Siebel was a great product. At least it was when I worked there 10 years ago. But it hasn’t really kept up with the times. What began as an innovative solution to firms’ customer management problems has become outdated. New technology, interaction channels and complex regulatory requirements have changed the way that financial institutions need to operate. What firms need today is modern and flexible technology to keep up with market changes, and CRM specialized for financial services as @kateleggett of Forrester and I discussed in an American Banker webinar last year.
Firms with Siebel deployments are stuck between a rock and hard place. They likely have large investments in a Siebel deployment which are deeply integrated with the back office and critical to their operations. The typical approach is to rip out the old system and put in a new one. But rip and replace can be very disruptive, as all of the data and business processes need to be migrated to the new system in one big bang, which risks customer service disruptions, user dissatisfaction, delays and budget overruns.

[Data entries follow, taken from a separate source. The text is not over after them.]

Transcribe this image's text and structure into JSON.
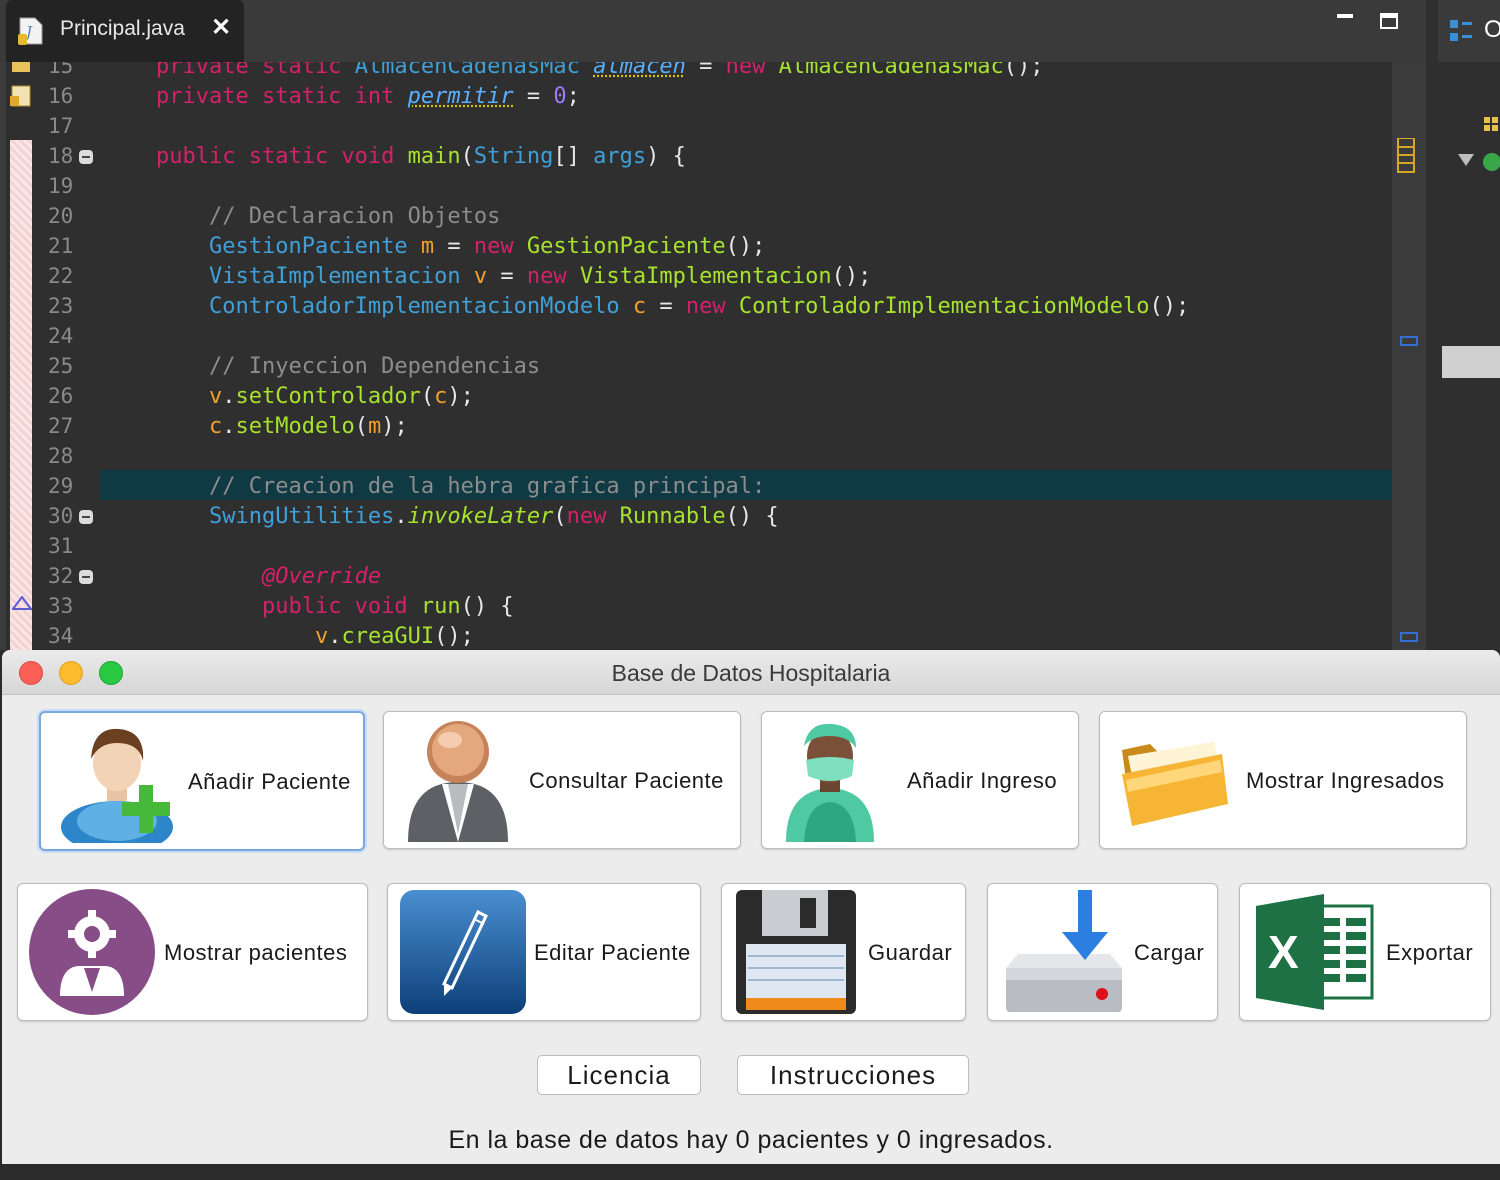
{
  "editor": {
    "tab_title": "Principal.java",
    "tab_close": "✕",
    "lines": [
      {
        "num": "15",
        "html": "<span class=\"kw\">private static</span> <span class=\"ty\">AlmacenCadenasMac</span> <span class=\"fi\">almacen</span> = <span class=\"kw\">new</span> <span class=\"mt\">AlmacenCadenasMac</span>();"
      },
      {
        "num": "16",
        "html": "<span class=\"kw\">private static int</span> <span class=\"fi\">permitir</span> = <span class=\"nm\">0</span>;"
      },
      {
        "num": "17",
        "html": ""
      },
      {
        "num": "18",
        "html": "<span class=\"kw\">public static void</span> <span class=\"mt\">main</span>(<span class=\"ty\">String</span>[] <span class=\"ty\">args</span>) {",
        "fold": true
      },
      {
        "num": "19",
        "html": ""
      },
      {
        "num": "20",
        "html": "    <span class=\"cm\">// Declaracion Objetos</span>"
      },
      {
        "num": "21",
        "html": "    <span class=\"ty\">GestionPaciente</span> <span class=\"vr\">m</span> = <span class=\"kw\">new</span> <span class=\"mt\">GestionPaciente</span>();"
      },
      {
        "num": "22",
        "html": "    <span class=\"ty\">VistaImplementacion</span> <span class=\"vr\">v</span> = <span class=\"kw\">new</span> <span class=\"mt\">VistaImplementacion</span>();"
      },
      {
        "num": "23",
        "html": "    <span class=\"ty\">ControladorImplementacionModelo</span> <span class=\"vr\">c</span> = <span class=\"kw\">new</span> <span class=\"mt\">ControladorImplementacionModelo</span>();"
      },
      {
        "num": "24",
        "html": ""
      },
      {
        "num": "25",
        "html": "    <span class=\"cm\">// Inyeccion Dependencias</span>"
      },
      {
        "num": "26",
        "html": "    <span class=\"vr\">v</span>.<span class=\"mt\">setControlador</span>(<span class=\"vr\">c</span>);"
      },
      {
        "num": "27",
        "html": "    <span class=\"vr\">c</span>.<span class=\"mt\">setModelo</span>(<span class=\"vr\">m</span>);"
      },
      {
        "num": "28",
        "html": ""
      },
      {
        "num": "29",
        "html": "    <span class=\"cm\">// Creacion de la hebra grafica principal:</span>"
      },
      {
        "num": "30",
        "html": "    <span class=\"ty\">SwingUtilities</span>.<span class=\"it\">invokeLater</span>(<span class=\"kw\">new</span> <span class=\"mt\">Runnable</span>() {",
        "fold": true
      },
      {
        "num": "31",
        "html": ""
      },
      {
        "num": "32",
        "html": "        <span class=\"an\">@Override</span>",
        "fold": true
      },
      {
        "num": "33",
        "html": "        <span class=\"kw\">public void</span> <span class=\"mt\">run</span>() {"
      },
      {
        "num": "34",
        "html": "            <span class=\"vr\">v</span>.<span class=\"mt\">creaGUI</span>();"
      }
    ]
  },
  "right_panel": {
    "tab_text": "O"
  },
  "dialog": {
    "title": "Base de Datos Hospitalaria",
    "buttons": {
      "anadir_paciente": "Añadir Paciente",
      "consultar_paciente": "Consultar Paciente",
      "anadir_ingreso": "Añadir Ingreso",
      "mostrar_ingresados": "Mostrar Ingresados",
      "mostrar_pacientes": "Mostrar pacientes",
      "editar_paciente": "Editar Paciente",
      "guardar": "Guardar",
      "cargar": "Cargar",
      "exportar": "Exportar",
      "licencia": "Licencia",
      "instrucciones": "Instrucciones"
    },
    "status": "En la base de datos hay 0 pacientes y 0 ingresados."
  },
  "colors": {
    "editor_bg": "#2f2f2f",
    "keyword": "#d3216a",
    "type": "#3fa0d8",
    "method": "#a6e22e",
    "comment": "#8c8c8c",
    "highlight_line": "#0f3a44",
    "focus_ring": "#7aa7e0"
  }
}
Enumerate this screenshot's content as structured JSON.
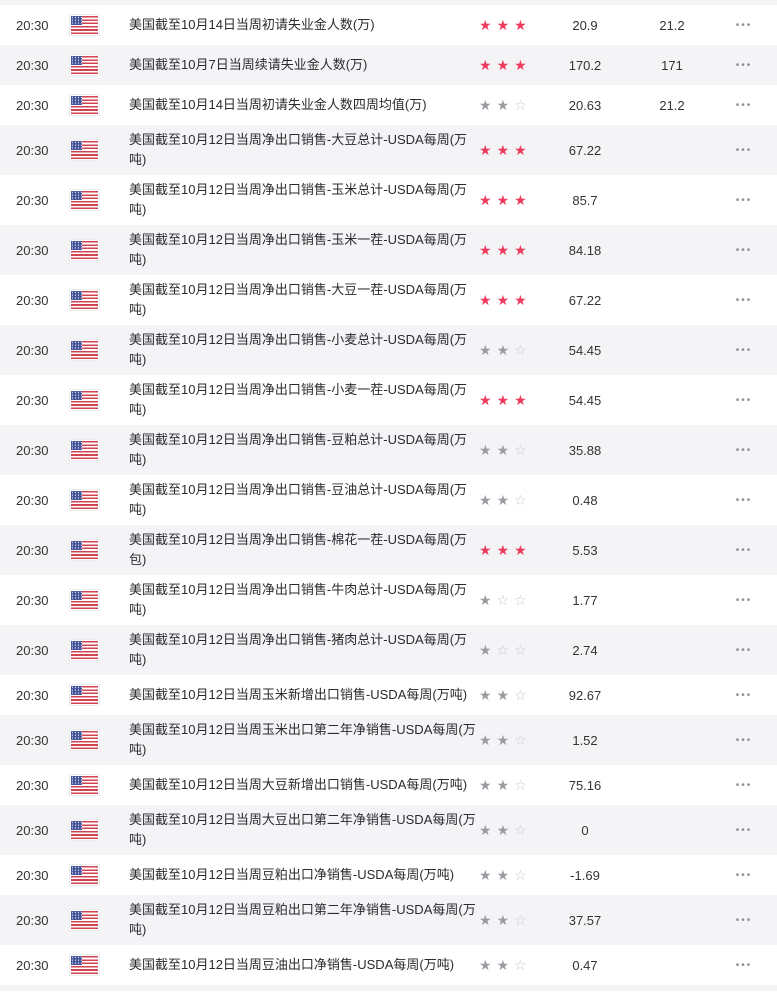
{
  "colors": {
    "star_high": "#ee3a5c",
    "star_low": "#9b9ba2",
    "star_outline": "#c9c9d0",
    "row_alt_bg": "#f4f4f6",
    "flag_red": "#d04350",
    "flag_blue": "#44549b"
  },
  "icons": {
    "star_filled": "★",
    "star_outline": "☆",
    "more": "•••",
    "flag": "us-flag"
  },
  "calendar": {
    "max_stars": 3,
    "rows": [
      {
        "time": "20:30",
        "country": "US",
        "title": "美国截至10月14日当周初请失业金人数(万)",
        "stars": 3,
        "actual": "20.9",
        "previous": "21.2"
      },
      {
        "time": "20:30",
        "country": "US",
        "title": "美国截至10月7日当周续请失业金人数(万)",
        "stars": 3,
        "actual": "170.2",
        "previous": "171"
      },
      {
        "time": "20:30",
        "country": "US",
        "title": "美国截至10月14日当周初请失业金人数四周均值(万)",
        "stars": 2,
        "actual": "20.63",
        "previous": "21.2"
      },
      {
        "time": "20:30",
        "country": "US",
        "title": "美国截至10月12日当周净出口销售-大豆总计-USDA每周(万吨)",
        "stars": 3,
        "actual": "67.22",
        "previous": ""
      },
      {
        "time": "20:30",
        "country": "US",
        "title": "美国截至10月12日当周净出口销售-玉米总计-USDA每周(万吨)",
        "stars": 3,
        "actual": "85.7",
        "previous": ""
      },
      {
        "time": "20:30",
        "country": "US",
        "title": "美国截至10月12日当周净出口销售-玉米一茬-USDA每周(万吨)",
        "stars": 3,
        "actual": "84.18",
        "previous": ""
      },
      {
        "time": "20:30",
        "country": "US",
        "title": "美国截至10月12日当周净出口销售-大豆一茬-USDA每周(万吨)",
        "stars": 3,
        "actual": "67.22",
        "previous": ""
      },
      {
        "time": "20:30",
        "country": "US",
        "title": "美国截至10月12日当周净出口销售-小麦总计-USDA每周(万吨)",
        "stars": 2,
        "actual": "54.45",
        "previous": ""
      },
      {
        "time": "20:30",
        "country": "US",
        "title": "美国截至10月12日当周净出口销售-小麦一茬-USDA每周(万吨)",
        "stars": 3,
        "actual": "54.45",
        "previous": ""
      },
      {
        "time": "20:30",
        "country": "US",
        "title": "美国截至10月12日当周净出口销售-豆粕总计-USDA每周(万吨)",
        "stars": 2,
        "actual": "35.88",
        "previous": ""
      },
      {
        "time": "20:30",
        "country": "US",
        "title": "美国截至10月12日当周净出口销售-豆油总计-USDA每周(万吨)",
        "stars": 2,
        "actual": "0.48",
        "previous": ""
      },
      {
        "time": "20:30",
        "country": "US",
        "title": "美国截至10月12日当周净出口销售-棉花一茬-USDA每周(万包)",
        "stars": 3,
        "actual": "5.53",
        "previous": ""
      },
      {
        "time": "20:30",
        "country": "US",
        "title": "美国截至10月12日当周净出口销售-牛肉总计-USDA每周(万吨)",
        "stars": 1,
        "actual": "1.77",
        "previous": ""
      },
      {
        "time": "20:30",
        "country": "US",
        "title": "美国截至10月12日当周净出口销售-猪肉总计-USDA每周(万吨)",
        "stars": 1,
        "actual": "2.74",
        "previous": ""
      },
      {
        "time": "20:30",
        "country": "US",
        "title": "美国截至10月12日当周玉米新增出口销售-USDA每周(万吨)",
        "stars": 2,
        "actual": "92.67",
        "previous": ""
      },
      {
        "time": "20:30",
        "country": "US",
        "title": "美国截至10月12日当周玉米出口第二年净销售-USDA每周(万吨)",
        "stars": 2,
        "actual": "1.52",
        "previous": ""
      },
      {
        "time": "20:30",
        "country": "US",
        "title": "美国截至10月12日当周大豆新增出口销售-USDA每周(万吨)",
        "stars": 2,
        "actual": "75.16",
        "previous": ""
      },
      {
        "time": "20:30",
        "country": "US",
        "title": "美国截至10月12日当周大豆出口第二年净销售-USDA每周(万吨)",
        "stars": 2,
        "actual": "0",
        "previous": ""
      },
      {
        "time": "20:30",
        "country": "US",
        "title": "美国截至10月12日当周豆粕出口净销售-USDA每周(万吨)",
        "stars": 2,
        "actual": "-1.69",
        "previous": ""
      },
      {
        "time": "20:30",
        "country": "US",
        "title": "美国截至10月12日当周豆粕出口第二年净销售-USDA每周(万吨)",
        "stars": 2,
        "actual": "37.57",
        "previous": ""
      },
      {
        "time": "20:30",
        "country": "US",
        "title": "美国截至10月12日当周豆油出口净销售-USDA每周(万吨)",
        "stars": 2,
        "actual": "0.47",
        "previous": ""
      }
    ]
  }
}
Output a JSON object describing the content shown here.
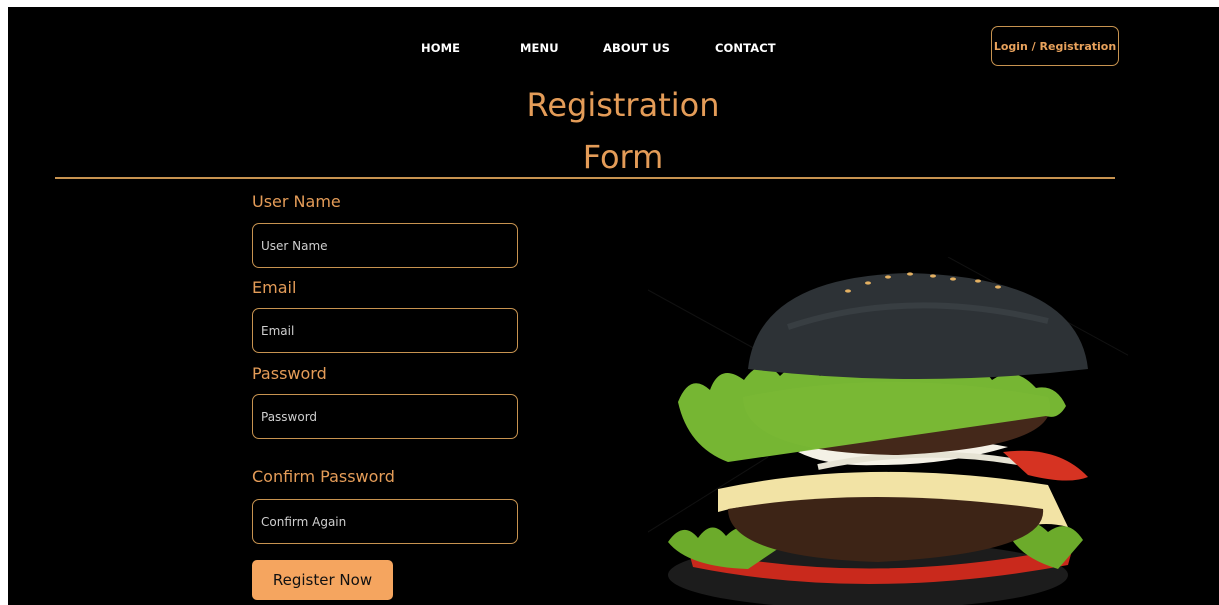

There is, however, another option. One that is both safe and affordable: treating Siebel as just another integration point in an integrated CRM deployment. Integrating a Siebel deployment like any another back office system enables firms to migrate data and processes over time in an evolutionary approach.
The evolutionary approach allows for a new, modern, financial services CRM to be delivered to wealth managers and bankers but preserves existing investment in data, integrations and processes. Firms can concentrate on training and user adoption by converting and updating key processes and integrations while leaving important but less strategic ones in place. Overtime, all of the integrations can be updated, replaced, or deprecated.
Obviously, this requires a platform that allows companies to integrate with multiple disparate systems and leave data where it lies. Not only does this help with replacing legacy systems but is useful for integrating customer data with transactional, account, and holdings information. In our experience, large financial services firms benefit most from a platform based on model driven engineering principles that abstract the business model from the physical storage of the information. The UI and processes can use the business model without worrying about where the data lies or even if it is scattered across multiple systems.
The end solution will be an integrated desktop that leverages all of the firm’s information about the customer to expose a comprehensive view of each customer and powerful functionality specific to financial services such as:
- Complex relationship hierarchies for modelling corporate hierarchies and extended households
- Customer loyalty programs to manage pro-active touches increasing customer loyalty
- Deal management that encourages cross-region and cross-line of business collaboration to increase share of wallet
The NexJ team has more than 25 years of experience designing and deploying vertical CRM on a model driven engineering platform. Have you been considering a Siebel migration? We’d love to hear about your challenges and solutions. Leave your comments in the section below or send me an email.